Don’t become so obsessed with trying to capture an image of the northern lights that you spend so long wrestling with your tripod, fiddling with camera controls and staring at LCDs that you forget to just stop and stare and wonder. Filling the memory card in your head is just as important as filling the one in your camera!
2. Wrap up warm
Wear lots of layers. If anything, overdress. You can always shed layers in the heat of the moment when the aurora is blazing above you. For photographers, warming up numb fingers takes time and could cost you that perfect photo. Big, thick gloves or arctic-grade mitts don’t go well with small camera buttons and dials. So, think about wearing some silk liner gloves inside your mitts – that way you can slip the mitts off and still keep your hands warm while adjusting camera controls, but have the outer mitts to hand for the periods when you’re waiting for the aurora to show.
3. Don’t get too hung up over your camera body
The lens that you put on it is far more important – especially when it comes to photographing the lights. Yes, digital cameras are very light sensitive, but you still need to be able to channel the elusive, subtle light of the aurora through the lens and onto the camera’s sensor. And to help it do that you ideally need a lens with a fast maximum aperture, ideally of around f1.4 or f2.8. Why does this matter? Well, the longer your camera spends taking a picture – the longer the exposure – the more prone it is to movement. Even the slightest tremor from someone scrunching past in the snow nearby can cause camera shake and ruin your photo.
4. You’ll need a tripod
A sturdy tripod. Don’t skimp on this or think you can leave it at home because it’s too heavy to carry and that you’ll be able to wedge your camera in a tree or rest it on a snowman’s head. You will need a tripod to keep your camera as still as possible when photographing the Northern Lights. A cable release is also important. It attaches to the side of your camera and allows you to take a picture without having to press the shutter button on the top of the camera – because even that can cause camera shake with the kind of long exposures you’ll be dealing with.
At the end of the day – or night in this case – a large part of the success of a northern lights photo is down to composition and some good old-fashioned rules of photography. A shot of the sky full of pretty green lights is fine. But show it in context to where you’re standing and you suddenly add a whole new dimension. Tilt your camera down slightly to include a forest, a mountain range, a lake, a log cabin, an Icehotel and you’ll immediately give scale and depth to the image.
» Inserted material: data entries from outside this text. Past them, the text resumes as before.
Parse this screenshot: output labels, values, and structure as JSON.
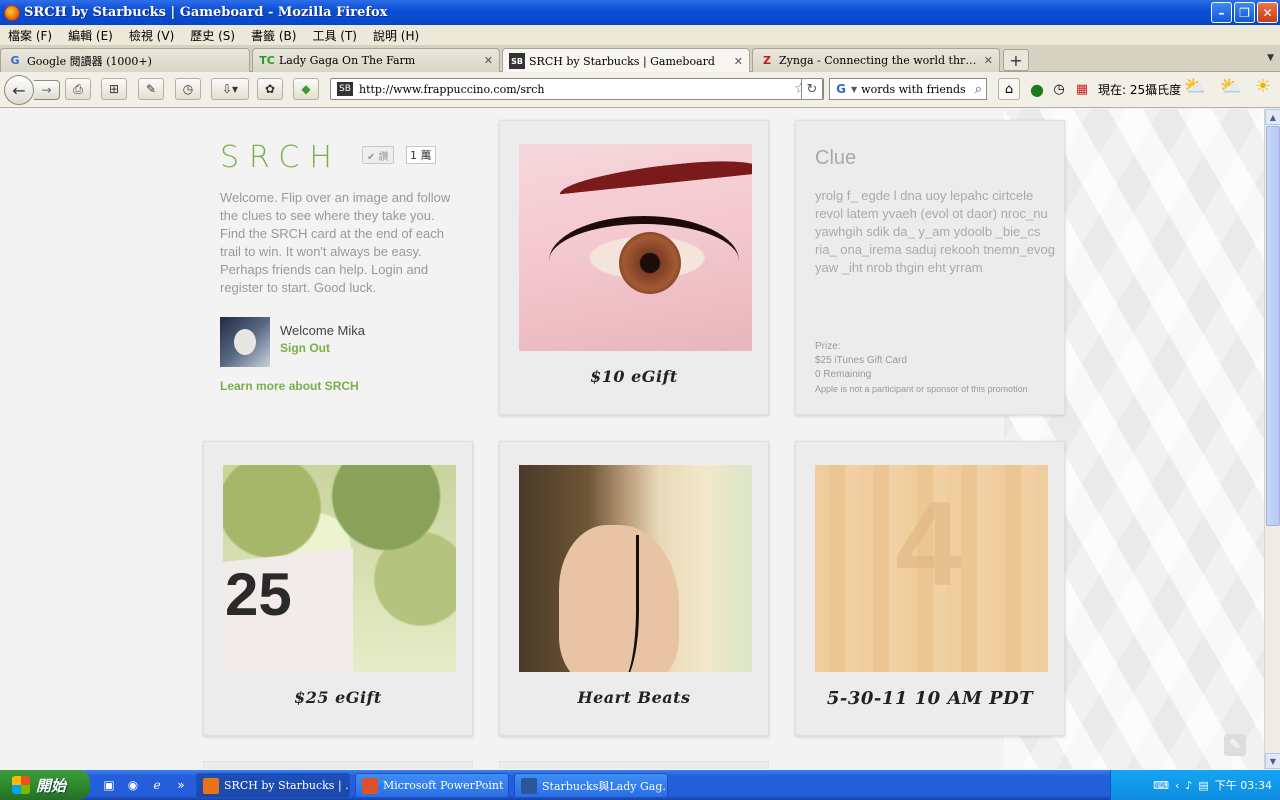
{
  "window": {
    "title": "SRCH by Starbucks | Gameboard - Mozilla Firefox"
  },
  "menu": [
    "檔案 (F)",
    "編輯 (E)",
    "檢視 (V)",
    "歷史 (S)",
    "書籤 (B)",
    "工具 (T)",
    "說明 (H)"
  ],
  "tabs": [
    {
      "label": "Google 閱讀器 (1000+)",
      "icon": "G"
    },
    {
      "label": "Lady Gaga On The Farm",
      "icon": "TC"
    },
    {
      "label": "SRCH by Starbucks | Gameboard",
      "icon": "SB"
    },
    {
      "label": "Zynga - Connecting the world through ga…",
      "icon": "Z"
    }
  ],
  "navbar": {
    "url": "http://www.frappuccino.com/srch",
    "search_value": "words with friends",
    "weather": "現在: 25攝氏度"
  },
  "page": {
    "logo": "SRCH",
    "like_label": "✔ 讚",
    "like_count": "1 萬",
    "intro": "Welcome. Flip over an image and follow the clues to see where they take you. Find the SRCH card at the end of each trail to win. It won't always be easy. Perhaps friends can help. Login and register to start. Good luck.",
    "welcome": "Welcome Mika",
    "sign_out": "Sign Out",
    "learn_more": "Learn more about SRCH",
    "cards": [
      {
        "caption": "$10 eGift"
      },
      {
        "caption": "$25 eGift"
      },
      {
        "caption": "Heart Beats"
      },
      {
        "caption": "5-30-11   10 AM PDT"
      }
    ],
    "clue": {
      "title": "Clue",
      "text": "yrolg f_ egde l dna uoy lepahc cirtcele revol latem yvaeh (evol ot daor) nroc_nu yawhgih sdik da_ y_am ydoolb _bie_cs ria_ ona_irema saduj rekooh tnemn_evog yaw _iht nrob thgin eht yrram",
      "prize_label": "Prize:",
      "prize": "$25 iTunes Gift Card",
      "remaining": "0 Remaining",
      "disclaimer": "Apple is not a participant or sponsor of this promotion"
    },
    "sign_number": "25"
  },
  "taskbar": {
    "start": "開始",
    "tasks": [
      {
        "label": "SRCH by Starbucks | ...",
        "icon_color": "#e8731a"
      },
      {
        "label": "Microsoft PowerPoint ...",
        "icon_color": "#d9542b"
      },
      {
        "label": "Starbucks與Lady Gag...",
        "icon_color": "#2b579a"
      }
    ],
    "clock": "下午 03:34"
  }
}
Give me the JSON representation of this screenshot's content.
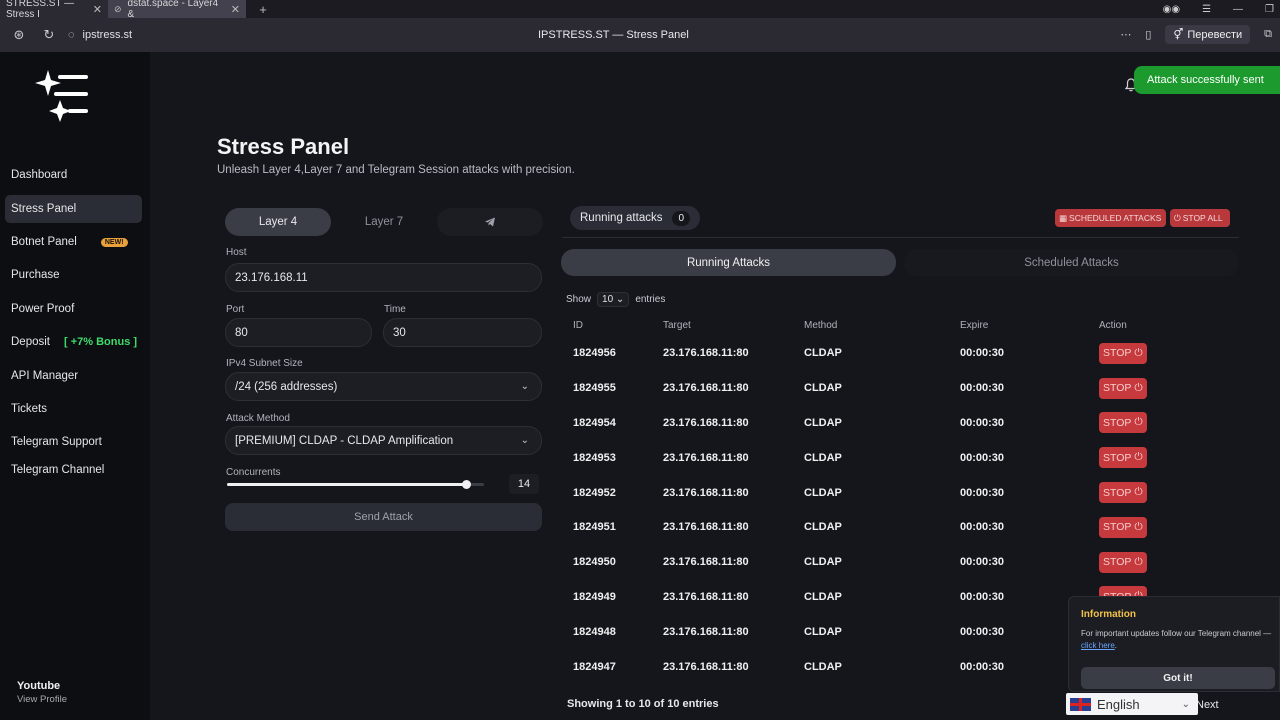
{
  "browser": {
    "tabs": [
      {
        "title": "STRESS.ST — Stress I",
        "active": true
      },
      {
        "title": "dstat.space - Layer4 &",
        "active": false
      }
    ],
    "url": "ipstress.st",
    "page_title": "IPSTRESS.ST — Stress Panel",
    "translate_label": "Перевести"
  },
  "sidebar": {
    "items": [
      {
        "label": "Dashboard"
      },
      {
        "label": "Stress Panel",
        "active": true
      },
      {
        "label": "Botnet Panel",
        "badge": "NEW!"
      },
      {
        "label": "Purchase"
      },
      {
        "label": "Power Proof"
      },
      {
        "label": "Deposit",
        "bonus": "[ +7% Bonus ]"
      },
      {
        "label": "API Manager"
      },
      {
        "label": "Tickets"
      },
      {
        "label": "Telegram Support"
      },
      {
        "label": "Telegram Channel"
      }
    ],
    "profile": {
      "name": "Youtube",
      "link": "View Profile"
    }
  },
  "header": {
    "title": "Stress Panel",
    "subtitle": "Unleash Layer 4,Layer 7 and Telegram Session attacks with precision.",
    "toast": "Attack successfully sent"
  },
  "form": {
    "tabs": {
      "layer4": "Layer 4",
      "layer7": "Layer 7"
    },
    "host": {
      "label": "Host",
      "value": "23.176.168.11"
    },
    "port": {
      "label": "Port",
      "value": "80"
    },
    "time": {
      "label": "Time",
      "value": "30"
    },
    "subnet": {
      "label": "IPv4 Subnet Size",
      "value": "/24 (256 addresses)"
    },
    "method": {
      "label": "Attack Method",
      "value": "[PREMIUM] CLDAP - CLDAP Amplification"
    },
    "concurrents": {
      "label": "Concurrents",
      "value": "14",
      "fraction": 0.93
    },
    "send_label": "Send Attack"
  },
  "attacks": {
    "running_label": "Running attacks",
    "running_count": "0",
    "scheduled_btn": "SCHEDULED ATTACKS",
    "stop_all_btn": "STOP ALL",
    "tabs": {
      "running": "Running Attacks",
      "scheduled": "Scheduled Attacks"
    },
    "show_label": "Show",
    "show_value": "10",
    "entries_label": "entries",
    "columns": [
      "ID",
      "Target",
      "Method",
      "Expire",
      "Action"
    ],
    "stop_label": "STOP",
    "rows": [
      {
        "id": "1824956",
        "target": "23.176.168.11:80",
        "method": "CLDAP",
        "expire": "00:00:30"
      },
      {
        "id": "1824955",
        "target": "23.176.168.11:80",
        "method": "CLDAP",
        "expire": "00:00:30"
      },
      {
        "id": "1824954",
        "target": "23.176.168.11:80",
        "method": "CLDAP",
        "expire": "00:00:30"
      },
      {
        "id": "1824953",
        "target": "23.176.168.11:80",
        "method": "CLDAP",
        "expire": "00:00:30"
      },
      {
        "id": "1824952",
        "target": "23.176.168.11:80",
        "method": "CLDAP",
        "expire": "00:00:30"
      },
      {
        "id": "1824951",
        "target": "23.176.168.11:80",
        "method": "CLDAP",
        "expire": "00:00:30"
      },
      {
        "id": "1824950",
        "target": "23.176.168.11:80",
        "method": "CLDAP",
        "expire": "00:00:30"
      },
      {
        "id": "1824949",
        "target": "23.176.168.11:80",
        "method": "CLDAP",
        "expire": "00:00:30"
      },
      {
        "id": "1824948",
        "target": "23.176.168.11:80",
        "method": "CLDAP",
        "expire": "00:00:30"
      },
      {
        "id": "1824947",
        "target": "23.176.168.11:80",
        "method": "CLDAP",
        "expire": "00:00:30"
      }
    ],
    "showing": "Showing 1 to 10 of 10 entries",
    "next": "Next"
  },
  "info": {
    "title": "Information",
    "text": "For important updates follow our Telegram channel —",
    "link": "click here",
    "button": "Got it!"
  },
  "language": {
    "value": "English"
  },
  "colors": {
    "accent_green": "#3ddc6a",
    "stop_red": "#c6393c",
    "toast_green": "#1c9a2e"
  }
}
Suddenly, the full magnitude of the aurora will be apparent as it towers over the little slither of landscape you’ve included at the bottom of the frame. In daytime photography, you would probably apply the rule of thirds, positioning your horizon about a third of the way up the frame, but when it comes to shooting the northern lights I think that’s often too generous. Keep the sky big; the land beneath almost cowering under this stupendous light display.
Shooting the Aurora: a Checklist
- Ensure your camera is screwed firmly to a tripod, a cable attached
- Set the ISO (the measure of how responsive your camera’s sensor is to light) to between ISO 400 and ISO 1000
- Adjust the aperture to as wide as your lens allows: you want the smallest number, ideally f2.8 or f1.4
- Check that autofocus is switched to manual so that your lens doesn’t ‘hunt’ back and forth trying to latch onto something. Focus on a distant line of silhouetted trees, the moon, a brightly lit log cabin etc
- Start with a shutter speed of about 30 seconds, but be sure to review each and every exposure and make adjustments accordingly
- Keep spare batteries snug in your coat pocket – freezing temperatures and long exposures drain camera batteries rapidly
- Remember that if you take your camera from a warm building out into the freezing arctic night and expect to start taking pictures straight away you’ll end up with a distinctly ‘soft focus’ effect due to condensation forming on the lens. Avoid the dreaded fogging by keeping your camera at as near an outdoor temperature as possible